╭──

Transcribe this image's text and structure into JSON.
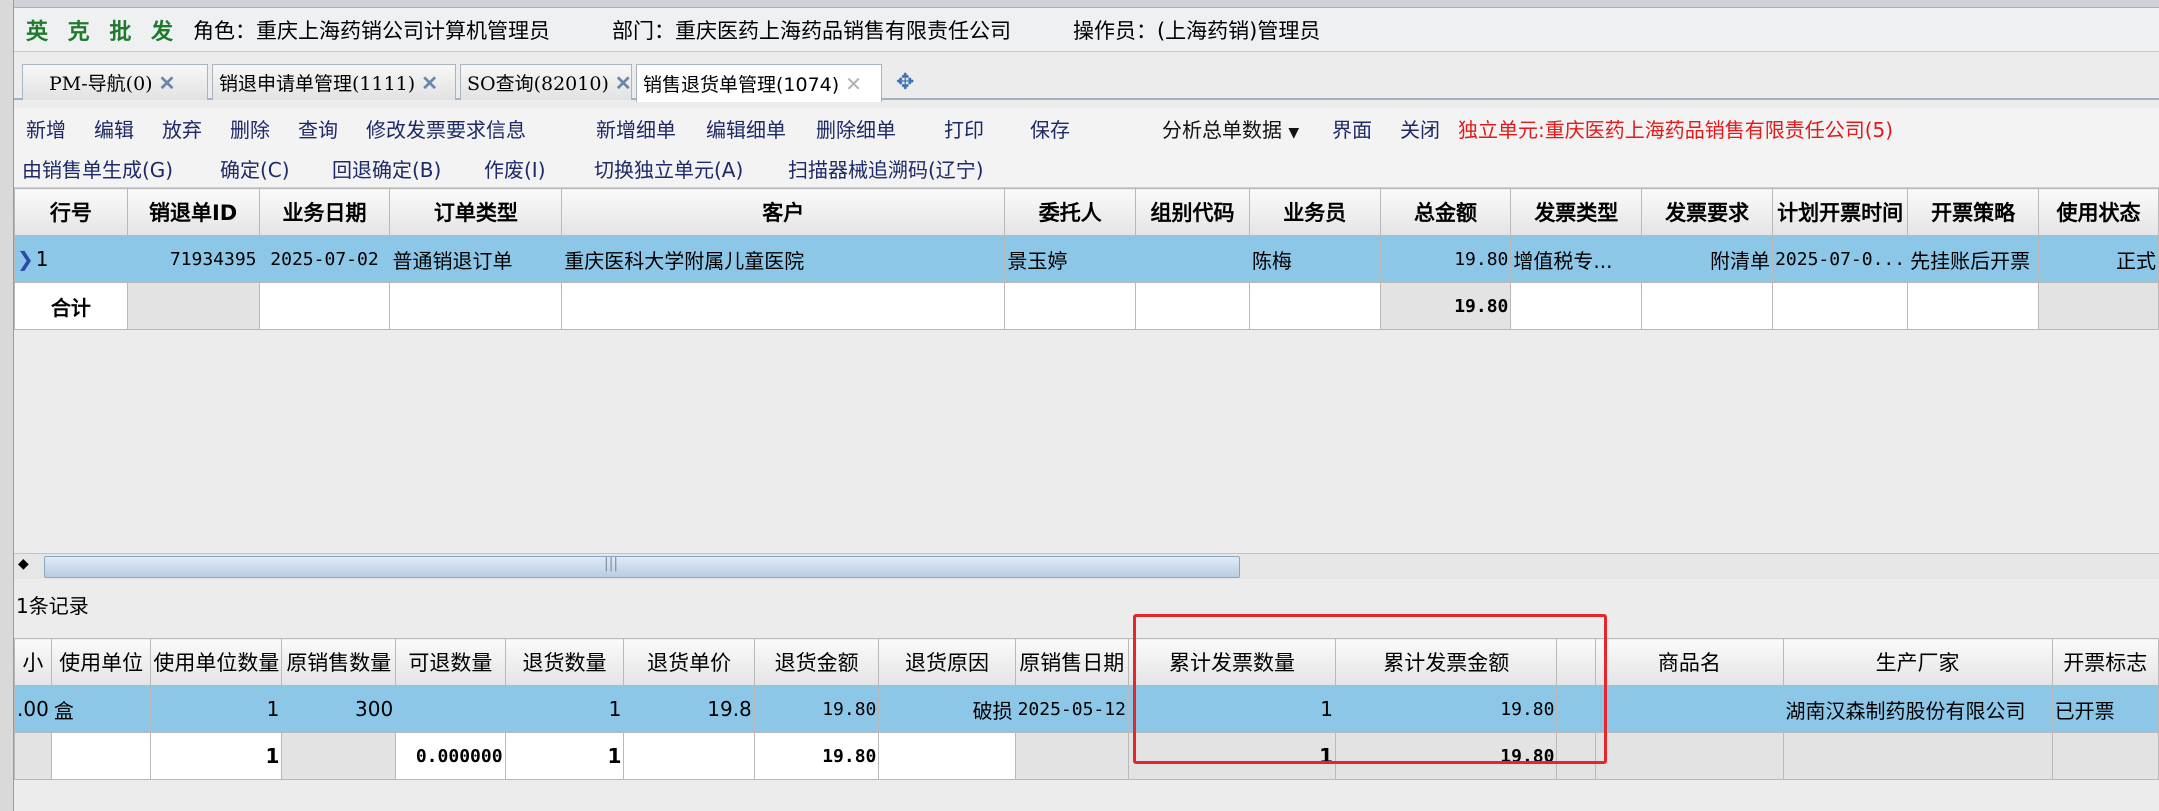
{
  "header": {
    "brand": "英 克 批 发",
    "role": "角色：重庆上海药销公司计算机管理员",
    "dept": "部门：重庆医药上海药品销售有限责任公司",
    "operator": "操作员：(上海药销)管理员"
  },
  "tabs": [
    {
      "label": "PM-导航(0)",
      "active": false
    },
    {
      "label": "销退申请单管理(1111)",
      "active": false
    },
    {
      "label": "SO查询(82010)",
      "active": false
    },
    {
      "label": "销售退货单管理(1074)",
      "active": true
    }
  ],
  "toolbar1": {
    "add": "新增",
    "edit": "编辑",
    "discard": "放弃",
    "delete": "删除",
    "query": "查询",
    "modify_invoice": "修改发票要求信息",
    "add_detail": "新增细单",
    "edit_detail": "编辑细单",
    "delete_detail": "删除细单",
    "print": "打印",
    "save": "保存",
    "analyze": "分析总单数据",
    "ui": "界面",
    "close": "关闭",
    "independent_unit": "独立单元:重庆医药上海药品销售有限责任公司(5)"
  },
  "toolbar2": {
    "gen_from_sales": "由销售单生成(G)",
    "confirm": "确定(C)",
    "rollback": "回退确定(B)",
    "void": "作废(I)",
    "switch_unit": "切换独立单元(A)",
    "scanner": "扫描器械追溯码(辽宁)"
  },
  "upper_grid": {
    "headers": [
      "行号",
      "销退单ID",
      "业务日期",
      "订单类型",
      "客户",
      "委托人",
      "组别代码",
      "业务员",
      "总金额",
      "发票类型",
      "发票要求",
      "计划开票时间",
      "开票策略",
      "使用状态"
    ],
    "rows": [
      [
        "1",
        "71934395",
        "2025-07-02",
        "普通销退订单",
        "重庆医科大学附属儿童医院",
        "景玉婷",
        "",
        "陈梅",
        "19.80",
        "增值税专...",
        "附清单",
        "2025-07-0...",
        "先挂账后开票",
        "正式"
      ]
    ],
    "summary": [
      "合计",
      "",
      "",
      "",
      "",
      "",
      "",
      "",
      "19.80",
      "",
      "",
      "",
      "",
      ""
    ]
  },
  "record_count": "1条记录",
  "lower_grid": {
    "headers": [
      "小",
      "使用单位",
      "使用单位数量",
      "原销售数量",
      "可退数量",
      "退货数量",
      "退货单价",
      "退货金额",
      "退货原因",
      "原销售日期",
      "累计发票数量",
      "累计发票金额",
      "",
      "商品名",
      "生产厂家",
      "开票标志"
    ],
    "rows": [
      [
        ".00",
        "盒",
        "1",
        "300",
        "",
        "1",
        "19.8",
        "19.80",
        "破损",
        "2025-05-12",
        "1",
        "19.80",
        "",
        "",
        "湖南汉森制药股份有限公司",
        "已开票"
      ]
    ],
    "summary": [
      "",
      "",
      "1",
      "",
      "0.000000",
      "1",
      "",
      "19.80",
      "",
      "",
      "1",
      "19.80",
      "",
      "",
      "",
      ""
    ]
  },
  "colors": {
    "selected_row": "#8cc7e8",
    "brand_green": "#1f7a2e",
    "alert_red": "#e21a1a",
    "highlight_box": "#e8252a"
  }
}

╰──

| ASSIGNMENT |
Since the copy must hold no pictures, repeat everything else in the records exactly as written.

| EXERCISE RESULT |
Transcribe this image's text and structure into JSON.
{
  "header": {
    "brand": "英 克 批 发",
    "role": "角色：重庆上海药销公司计算机管理员",
    "dept": "部门：重庆医药上海药品销售有限责任公司",
    "operator": "操作员：(上海药销)管理员"
  },
  "tabs": [
    {
      "label": "PM-导航(0)",
      "active": false
    },
    {
      "label": "销退申请单管理(1111)",
      "active": false
    },
    {
      "label": "SO查询(82010)",
      "active": false
    },
    {
      "label": "销售退货单管理(1074)",
      "active": true
    }
  ],
  "toolbar1": {
    "add": "新增",
    "edit": "编辑",
    "discard": "放弃",
    "delete": "删除",
    "query": "查询",
    "modify_invoice": "修改发票要求信息",
    "add_detail": "新增细单",
    "edit_detail": "编辑细单",
    "delete_detail": "删除细单",
    "print": "打印",
    "save": "保存",
    "analyze": "分析总单数据",
    "ui": "界面",
    "close": "关闭",
    "independent_unit": "独立单元:重庆医药上海药品销售有限责任公司(5)"
  },
  "toolbar2": {
    "gen_from_sales": "由销售单生成(G)",
    "confirm": "确定(C)",
    "rollback": "回退确定(B)",
    "void": "作废(I)",
    "switch_unit": "切换独立单元(A)",
    "scanner": "扫描器械追溯码(辽宁)"
  },
  "upper_grid": {
    "headers": [
      "行号",
      "销退单ID",
      "业务日期",
      "订单类型",
      "客户",
      "委托人",
      "组别代码",
      "业务员",
      "总金额",
      "发票类型",
      "发票要求",
      "计划开票时间",
      "开票策略",
      "使用状态"
    ],
    "rows": [
      [
        "1",
        "71934395",
        "2025-07-02",
        "普通销退订单",
        "重庆医科大学附属儿童医院",
        "景玉婷",
        "",
        "陈梅",
        "19.80",
        "增值税专...",
        "附清单",
        "2025-07-0...",
        "先挂账后开票",
        "正式"
      ]
    ],
    "summary": [
      "合计",
      "",
      "",
      "",
      "",
      "",
      "",
      "",
      "19.80",
      "",
      "",
      "",
      "",
      ""
    ]
  },
  "record_count": "1条记录",
  "lower_grid": {
    "headers": [
      "小",
      "使用单位",
      "使用单位数量",
      "原销售数量",
      "可退数量",
      "退货数量",
      "退货单价",
      "退货金额",
      "退货原因",
      "原销售日期",
      "累计发票数量",
      "累计发票金额",
      "",
      "商品名",
      "生产厂家",
      "开票标志"
    ],
    "rows": [
      [
        ".00",
        "盒",
        "1",
        "300",
        "",
        "1",
        "19.8",
        "19.80",
        "破损",
        "2025-05-12",
        "1",
        "19.80",
        "",
        "",
        "湖南汉森制药股份有限公司",
        "已开票"
      ]
    ],
    "summary": [
      "",
      "",
      "1",
      "",
      "0.000000",
      "1",
      "",
      "19.80",
      "",
      "",
      "1",
      "19.80",
      "",
      "",
      "",
      ""
    ]
  },
  "colors": {
    "selected_row": "#8cc7e8",
    "brand_green": "#1f7a2e",
    "alert_red": "#e21a1a",
    "highlight_box": "#e8252a"
  }
}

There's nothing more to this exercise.